The attention to atmosphere and imagery elevates the film from what could have been a piece of nasty, but forgettable, horror. It is tautly and ingeniously constructed, tension always rising and scenes increasing slowly in their bizarre qualities. But there is also a deep-rooted theme – investigating the ever-sensitive and painful world of mothers and children – from which all the horror is drawn. By sealing itself within that theme, the film becomes all the more disturbing and profound. It is about things that every single person knows, and what happens on screen is something that many people must dread.

I can’t say much more without ruining the surprise – this isn’t a film that banks on a twist, but it is best to know as little of the plot as possible, due to the sheer impact of the events. It’s an absolute must for horror fans, and cinema fans in general, for its amazing knowledge of the craft. But be warned – if it does get you, it will not let you forget it.

“Goodnight Mommy” is playing in select theaters now, but let’s hope it gets a wider release. It’s a brilliant genre work and deserves all the attention it can get – though it will certainly polarize.

Upcoming Film – “Goodnight Mommy”

Posted in Uncategorized with tags , , , , , , , , , , , on September 6, 2015 by smuckyproductions

Fantastically excited for the release of Goodnight Mommy this Friday, at the IFC Center. I’ll be seeing it hopefully that day and posting a review following.

Rumor has it that, at its festival premiers, several audience members had to run out of the theater due to the extremity of the ending. That alone makes it tantalising – the trailer seals the deal, so to speak.

This film seems to be a part of a festival trend, discovering quality, original horror films and bringing them to the mainstream. It occurred last year with “It Follows” and “The Babadook,” arguably the best horror films to come out in this decade. This year we have “Goodnight Mommy” and “The Witch,” among others. I’m hoping this is a start of a trend, paying more attention to indie horror that has a brain (and a heart).
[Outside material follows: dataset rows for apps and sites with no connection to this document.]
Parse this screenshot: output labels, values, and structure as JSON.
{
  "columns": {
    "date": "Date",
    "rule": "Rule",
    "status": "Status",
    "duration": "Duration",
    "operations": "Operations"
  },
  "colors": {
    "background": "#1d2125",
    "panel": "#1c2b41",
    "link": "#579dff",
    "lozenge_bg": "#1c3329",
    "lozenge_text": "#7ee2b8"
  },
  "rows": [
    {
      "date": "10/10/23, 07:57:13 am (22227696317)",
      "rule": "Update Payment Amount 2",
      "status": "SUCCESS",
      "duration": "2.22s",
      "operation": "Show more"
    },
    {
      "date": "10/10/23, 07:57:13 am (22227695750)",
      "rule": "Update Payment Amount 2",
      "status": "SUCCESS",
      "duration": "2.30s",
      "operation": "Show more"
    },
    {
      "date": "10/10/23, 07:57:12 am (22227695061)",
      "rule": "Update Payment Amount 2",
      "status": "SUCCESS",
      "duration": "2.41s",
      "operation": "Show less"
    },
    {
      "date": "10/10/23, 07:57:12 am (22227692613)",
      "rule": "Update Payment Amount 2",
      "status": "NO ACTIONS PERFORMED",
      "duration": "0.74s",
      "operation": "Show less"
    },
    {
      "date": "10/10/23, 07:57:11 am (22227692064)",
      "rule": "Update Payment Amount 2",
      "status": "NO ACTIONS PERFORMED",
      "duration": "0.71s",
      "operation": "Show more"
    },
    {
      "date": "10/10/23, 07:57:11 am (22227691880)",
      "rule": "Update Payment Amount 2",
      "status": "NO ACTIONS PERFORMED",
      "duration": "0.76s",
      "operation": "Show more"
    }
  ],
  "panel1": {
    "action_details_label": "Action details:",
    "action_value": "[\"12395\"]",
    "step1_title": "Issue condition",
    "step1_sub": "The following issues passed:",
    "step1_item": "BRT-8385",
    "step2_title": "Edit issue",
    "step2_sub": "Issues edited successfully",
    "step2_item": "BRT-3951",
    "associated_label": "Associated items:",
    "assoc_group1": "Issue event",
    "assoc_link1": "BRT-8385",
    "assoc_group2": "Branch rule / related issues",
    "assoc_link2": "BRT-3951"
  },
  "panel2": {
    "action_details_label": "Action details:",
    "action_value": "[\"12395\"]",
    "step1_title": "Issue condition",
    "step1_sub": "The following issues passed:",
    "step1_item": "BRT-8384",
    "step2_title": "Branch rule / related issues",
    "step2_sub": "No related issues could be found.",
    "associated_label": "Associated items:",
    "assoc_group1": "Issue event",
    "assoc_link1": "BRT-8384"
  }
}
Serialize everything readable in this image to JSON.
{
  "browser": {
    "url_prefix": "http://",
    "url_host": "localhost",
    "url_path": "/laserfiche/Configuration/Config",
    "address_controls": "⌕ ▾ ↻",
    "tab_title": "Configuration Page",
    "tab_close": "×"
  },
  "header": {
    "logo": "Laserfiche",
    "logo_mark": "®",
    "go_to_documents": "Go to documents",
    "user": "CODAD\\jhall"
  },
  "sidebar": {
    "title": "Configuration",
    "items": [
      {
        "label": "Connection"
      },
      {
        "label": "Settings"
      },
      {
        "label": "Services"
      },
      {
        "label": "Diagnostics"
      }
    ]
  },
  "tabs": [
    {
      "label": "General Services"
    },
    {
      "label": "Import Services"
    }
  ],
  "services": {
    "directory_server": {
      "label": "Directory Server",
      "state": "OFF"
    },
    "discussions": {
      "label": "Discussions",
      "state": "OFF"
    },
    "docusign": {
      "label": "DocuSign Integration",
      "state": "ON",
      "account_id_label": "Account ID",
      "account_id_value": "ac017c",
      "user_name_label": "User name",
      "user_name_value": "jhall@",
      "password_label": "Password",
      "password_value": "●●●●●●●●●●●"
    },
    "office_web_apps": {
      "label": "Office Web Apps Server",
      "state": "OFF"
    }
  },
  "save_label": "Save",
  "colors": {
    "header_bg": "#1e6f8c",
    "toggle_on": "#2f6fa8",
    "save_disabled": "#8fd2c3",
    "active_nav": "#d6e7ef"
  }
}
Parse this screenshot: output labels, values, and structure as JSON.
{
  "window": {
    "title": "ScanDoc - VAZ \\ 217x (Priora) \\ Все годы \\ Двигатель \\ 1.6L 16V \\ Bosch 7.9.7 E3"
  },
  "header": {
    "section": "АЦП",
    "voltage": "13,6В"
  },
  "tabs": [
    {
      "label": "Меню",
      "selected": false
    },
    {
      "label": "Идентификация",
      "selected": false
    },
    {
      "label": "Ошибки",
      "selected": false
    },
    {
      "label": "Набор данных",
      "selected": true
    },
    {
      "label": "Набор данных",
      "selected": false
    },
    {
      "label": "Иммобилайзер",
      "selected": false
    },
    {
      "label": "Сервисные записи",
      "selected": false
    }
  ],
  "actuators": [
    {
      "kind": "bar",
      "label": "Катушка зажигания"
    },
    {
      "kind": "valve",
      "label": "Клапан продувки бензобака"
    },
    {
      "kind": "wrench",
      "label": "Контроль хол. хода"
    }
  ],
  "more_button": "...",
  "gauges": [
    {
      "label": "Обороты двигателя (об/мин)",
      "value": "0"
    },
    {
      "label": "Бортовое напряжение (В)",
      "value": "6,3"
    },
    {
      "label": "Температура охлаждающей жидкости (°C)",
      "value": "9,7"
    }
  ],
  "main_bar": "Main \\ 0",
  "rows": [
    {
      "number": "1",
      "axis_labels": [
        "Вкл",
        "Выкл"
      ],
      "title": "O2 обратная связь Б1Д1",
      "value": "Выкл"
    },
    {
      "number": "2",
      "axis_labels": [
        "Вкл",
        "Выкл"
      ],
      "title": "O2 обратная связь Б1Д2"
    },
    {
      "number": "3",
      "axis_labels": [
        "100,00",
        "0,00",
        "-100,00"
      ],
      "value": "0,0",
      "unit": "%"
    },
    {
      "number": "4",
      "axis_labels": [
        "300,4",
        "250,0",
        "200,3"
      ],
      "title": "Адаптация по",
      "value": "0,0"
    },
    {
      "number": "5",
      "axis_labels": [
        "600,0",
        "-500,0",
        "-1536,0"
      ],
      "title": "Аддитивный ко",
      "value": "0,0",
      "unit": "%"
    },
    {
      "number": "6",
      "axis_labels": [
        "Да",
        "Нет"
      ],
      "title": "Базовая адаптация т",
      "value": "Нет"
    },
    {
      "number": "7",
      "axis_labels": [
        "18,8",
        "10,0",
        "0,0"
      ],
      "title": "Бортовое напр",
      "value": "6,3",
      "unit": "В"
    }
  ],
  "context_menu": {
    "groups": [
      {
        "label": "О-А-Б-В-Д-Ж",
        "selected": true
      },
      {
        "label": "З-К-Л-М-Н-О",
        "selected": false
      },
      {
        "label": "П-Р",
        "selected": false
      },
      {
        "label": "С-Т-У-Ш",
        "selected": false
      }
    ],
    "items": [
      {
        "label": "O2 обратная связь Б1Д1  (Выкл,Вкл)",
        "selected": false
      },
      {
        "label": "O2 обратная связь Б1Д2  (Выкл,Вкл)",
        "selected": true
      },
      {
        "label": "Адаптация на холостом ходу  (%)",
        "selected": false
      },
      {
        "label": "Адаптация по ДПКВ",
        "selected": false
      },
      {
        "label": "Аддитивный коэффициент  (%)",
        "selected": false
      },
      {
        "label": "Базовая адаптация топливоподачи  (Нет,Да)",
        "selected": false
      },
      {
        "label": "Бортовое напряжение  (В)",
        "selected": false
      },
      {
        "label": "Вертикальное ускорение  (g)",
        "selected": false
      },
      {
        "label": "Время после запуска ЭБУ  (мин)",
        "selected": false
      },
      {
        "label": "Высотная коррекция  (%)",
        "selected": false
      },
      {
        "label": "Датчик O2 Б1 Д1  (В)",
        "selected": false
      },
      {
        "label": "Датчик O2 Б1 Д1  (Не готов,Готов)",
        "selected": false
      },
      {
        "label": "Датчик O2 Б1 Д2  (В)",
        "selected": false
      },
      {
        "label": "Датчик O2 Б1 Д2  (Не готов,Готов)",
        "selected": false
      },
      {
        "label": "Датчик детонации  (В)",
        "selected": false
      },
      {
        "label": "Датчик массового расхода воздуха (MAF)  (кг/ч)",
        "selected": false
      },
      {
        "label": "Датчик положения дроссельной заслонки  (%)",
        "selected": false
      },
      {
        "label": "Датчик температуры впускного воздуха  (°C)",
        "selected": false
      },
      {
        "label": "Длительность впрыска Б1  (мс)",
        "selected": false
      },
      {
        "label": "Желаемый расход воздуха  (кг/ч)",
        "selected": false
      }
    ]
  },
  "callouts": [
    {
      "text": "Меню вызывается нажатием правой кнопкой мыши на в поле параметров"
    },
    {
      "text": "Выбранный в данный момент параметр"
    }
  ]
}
Anyone else excited for this? Leave a comment and let me know what films are on your 2015 list!